“A very ugly prospect has appeared.
“The main horror is the attitude toward the presidency. A section of the public is bent on destroying the respectability of the office and besmirches the president's name with all the vitriol reserved for enemies of the ANC,” the piece read.
Epainette Mbeki said the country needed a completely new Constitution and called for the revision of the country's electoral system - a view shared by a later break-away party from the ANC, composed mostly of Thabo Mbeki supporters.
“Individual members of Parliament should be elected directly by citizens at polling stations in relevant, direct constituencies; and the party system should be abolished. It is deviant and people feel cheated. At present MPs are not accountable to the public.”
She also said Luthuli House, the ANC headquarters, should be disbanded.
“Luthuli House and what it stands for is a spoke in the wheel of progress; it is redundant.”
The piece unleashed a host of criticism from Thabo Mbeki's detractors, with the Young Communist League even questioning whether she had written it at all.
She later made headlines again when she attended a Congress of the People meeting - the party formed after a split in the ANC due to Thabo Mbeki's removal from office by the party's post-Polokwane leadership.
After Thabo Mbeki's removal from office, Epainette Mbeki reportedly said she held no ill-feelings toward his ousters, saying life was too short to harbour ill will.

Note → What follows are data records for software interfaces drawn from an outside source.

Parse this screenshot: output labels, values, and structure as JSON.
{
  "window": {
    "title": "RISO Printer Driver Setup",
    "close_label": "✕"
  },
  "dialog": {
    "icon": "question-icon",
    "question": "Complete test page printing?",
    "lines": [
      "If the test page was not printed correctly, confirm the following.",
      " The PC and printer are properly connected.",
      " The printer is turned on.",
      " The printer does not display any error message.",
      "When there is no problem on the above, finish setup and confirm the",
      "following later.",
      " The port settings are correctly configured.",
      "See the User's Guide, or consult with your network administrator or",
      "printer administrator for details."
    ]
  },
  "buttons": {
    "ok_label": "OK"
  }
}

In a September 2012 interview with The Star newspaper, Epainette Mbeki said she knew her cellphone number off by heart, enjoyed reading newspapers daily and watching television news.
Over the years, she also continued to make comments about politics.
In November 2012, ahead of the ANC's Mangaung elective conference, The Times newspaper reported that Epainette Mebki had said President Jacob Zuma was the better choice though he may be too “easy going”.
“He is easy going and at times fails to make his own decisions,” she told the paper.
She said that she did not have confidence in his alternative, Kgalema Motlanthe - then the country's deputy president - deeming him a “difficult character to understand”.
In the build-up to the 2014 general elections, Epainette Mbeki was visited by Economic Freedom Fighters' leader Julius Malema who apologised to her saying the ANC had replaced her son with “nothing”.
In April this year, the City Press reported that Epainette Mbeki had responded by saying: “I am very pleased that Juju is here and am sure the youth is also here, it's my main worry. Thank you for calling.”
Epainette Mbeki also told the newspaper at the time that her life still belonged “to the people”.
“People come here early in the mornings to ask for my advice and counsel, which I give wholeheartedly.”
She said that her two surviving children, Thabo Mbeki and Moeletsi Mbeki would contact her when they needed advice.
“They are grown men. They are very busy and I am also busy. But they always call every now and then when they want advice from their mother,” Epainette Mbeki said.